• **What this task involves**
Where a line of the entries holds the string "Time", copy that line.

• **Records supplied**
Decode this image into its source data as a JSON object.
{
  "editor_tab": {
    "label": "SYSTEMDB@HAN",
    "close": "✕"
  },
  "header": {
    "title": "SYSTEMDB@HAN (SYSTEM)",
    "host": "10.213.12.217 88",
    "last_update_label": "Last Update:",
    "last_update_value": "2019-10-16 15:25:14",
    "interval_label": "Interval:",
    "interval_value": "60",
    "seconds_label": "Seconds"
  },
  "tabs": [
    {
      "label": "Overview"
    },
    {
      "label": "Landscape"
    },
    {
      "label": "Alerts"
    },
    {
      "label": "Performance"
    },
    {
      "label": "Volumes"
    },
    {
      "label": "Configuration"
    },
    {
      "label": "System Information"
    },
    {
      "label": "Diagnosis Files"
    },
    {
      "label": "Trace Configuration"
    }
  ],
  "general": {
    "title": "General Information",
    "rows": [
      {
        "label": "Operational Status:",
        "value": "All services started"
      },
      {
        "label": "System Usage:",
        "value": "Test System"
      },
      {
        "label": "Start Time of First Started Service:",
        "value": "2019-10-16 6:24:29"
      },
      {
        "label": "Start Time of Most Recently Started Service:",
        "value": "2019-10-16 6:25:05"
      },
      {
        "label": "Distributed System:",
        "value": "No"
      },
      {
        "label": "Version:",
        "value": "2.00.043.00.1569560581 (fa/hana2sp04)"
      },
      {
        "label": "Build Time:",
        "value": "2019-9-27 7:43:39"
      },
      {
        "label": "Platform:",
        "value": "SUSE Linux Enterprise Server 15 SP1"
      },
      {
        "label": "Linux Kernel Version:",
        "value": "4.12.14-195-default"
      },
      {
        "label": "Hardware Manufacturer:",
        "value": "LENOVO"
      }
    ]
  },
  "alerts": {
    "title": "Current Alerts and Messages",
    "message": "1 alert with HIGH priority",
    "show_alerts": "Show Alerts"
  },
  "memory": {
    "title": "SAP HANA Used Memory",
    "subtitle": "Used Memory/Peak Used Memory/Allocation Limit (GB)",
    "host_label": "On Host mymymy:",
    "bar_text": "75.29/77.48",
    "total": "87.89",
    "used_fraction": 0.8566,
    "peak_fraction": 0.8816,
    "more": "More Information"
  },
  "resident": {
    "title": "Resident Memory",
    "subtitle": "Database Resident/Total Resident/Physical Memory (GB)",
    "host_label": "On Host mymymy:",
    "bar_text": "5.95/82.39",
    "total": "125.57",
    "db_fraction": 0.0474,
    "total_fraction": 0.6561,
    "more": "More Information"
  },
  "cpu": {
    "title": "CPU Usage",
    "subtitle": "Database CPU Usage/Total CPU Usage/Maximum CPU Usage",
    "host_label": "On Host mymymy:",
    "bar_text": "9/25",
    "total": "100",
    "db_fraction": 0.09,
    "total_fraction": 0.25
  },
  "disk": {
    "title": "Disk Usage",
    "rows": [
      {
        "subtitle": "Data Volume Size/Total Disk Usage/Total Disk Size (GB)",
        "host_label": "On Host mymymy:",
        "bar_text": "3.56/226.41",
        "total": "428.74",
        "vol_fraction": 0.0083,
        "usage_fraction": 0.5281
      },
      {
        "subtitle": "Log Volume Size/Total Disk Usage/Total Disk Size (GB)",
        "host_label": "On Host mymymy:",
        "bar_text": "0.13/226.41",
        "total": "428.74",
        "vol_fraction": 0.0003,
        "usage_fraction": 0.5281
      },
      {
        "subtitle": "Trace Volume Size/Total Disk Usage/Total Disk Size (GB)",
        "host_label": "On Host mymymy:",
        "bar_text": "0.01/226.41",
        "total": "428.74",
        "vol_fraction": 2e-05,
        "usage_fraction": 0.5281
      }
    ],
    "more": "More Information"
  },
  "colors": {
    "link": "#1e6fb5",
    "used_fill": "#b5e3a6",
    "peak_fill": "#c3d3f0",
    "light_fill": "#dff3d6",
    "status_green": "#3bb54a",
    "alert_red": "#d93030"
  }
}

• **The completed task**
        "label": "Start Time of First Started Service:",
        "label": "Start Time of Most Recently Started Service:",
        "label": "Build Time:",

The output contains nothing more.